More than 280,000 people have taken part over the first three editions of the Wings for Life World Run, raising 13.8 million euros and covering more than 2.8 million kilometres. But what is it that has inspired so many people, and will draw them to compete again on May 7 at 11:00am UTC? We decided to find out by setting up a poll.
For many people, running the race is about helping in the search for a cure for spinal cord injury, and for others it’s just because they love being out there on the road, or need to burn off some extra calories before it’s time to hit the beach.
But the biggest motivating factor is breaking through a personal barrier, with almost half the respondents in a recent poll saying they were in it to see how far they can push themselves.
In total, our poll found that 21.6 percent of participants were in the race primarily to raise money or awareness for spinal cord injury. Another 25.2 percent were in it because running is what they love most.
A whopping 46.6 percent said they wanted to push themselves to the limit of what they could achieve, while for the remaining 6.6 percent, signing up was a response to being personally affected by spinal cord injury.
Running to see how far you can push yourself fits the format of the Wings for Life World Run. The race gives everyone a 30-minute start before a Catcher Car sets off and gradually increases speed. Each runner’s race ends when they are caught, and in the case of serious ultrarunners like 2016 global champion Giorgio Calcaterra, that can be more than 80 kilometres down the road. And even for amateurs, the unique format of the race regularly sees people smash through their own personal barriers.
For the many thousands of people who run because of a personal connection with spinal cord injury, Wings for Life World Run is a lot more than just a race.
“In the penultimate year of high school my best friend suffered a cervical spinal cord injury as a result of an unfortunate accident during a game of rugby,” wrote Timothy O'Shea, explaining his reasons for signing up to run in California.
“Through our friendship I have witnessed firsthand the physical, social and psychological hardships that are abruptly forced onto paralysed individuals and their close support network.

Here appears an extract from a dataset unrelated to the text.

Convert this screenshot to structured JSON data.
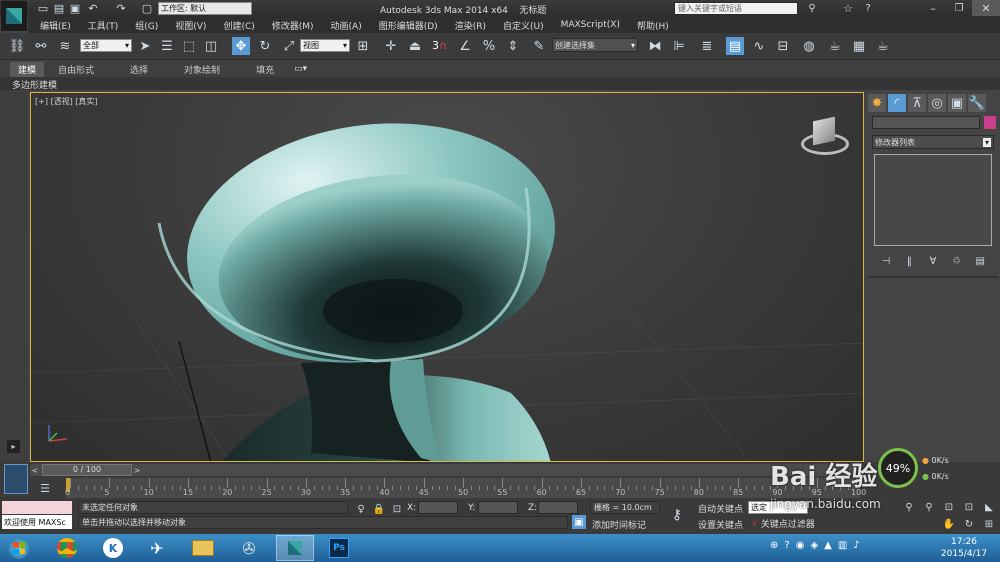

My friend has inspired me to dedicate my life as medical researcher to help advance what we know about the pathophysiology of spinal cord injury and how we can develop more effective treatments.”
Another runner, Mandy Marsh in Cambridge, wrote: "My dad fell off a roof and broke his spine at waist level. From that moment on he became an incomplete paraplegic. He has been a wheelchair user ever since. Some years later he acquired his first hand-cranked bike and has raised lots of money over the years for many different charities to try and help others. Dad is a miracle and we are all so very proud of him! I wanted to do this run for him and with him, in his honour and to say Dad, you truly are my hero!"
Those comments are typical of those who cite a personal connection but everyone has their own special motivation when it comes to running – whether it’s to change the world, or just take the tiniest first step.
“Right now, I'd struggle running the length of my street and I have no excuse,” wrote Rebecca Lloyd from Melbourne. “Last year, I dropped my friend Rob off at the race and went to have a burger. For such an amazing cause, this year I'll run it.”
On May 7, 2017, you can join thousands of runners in the Wings for Life World Run, a global race a world beyond any other. Step up, nominate friends, challenge family and run for those who can’t. Find out how to register here.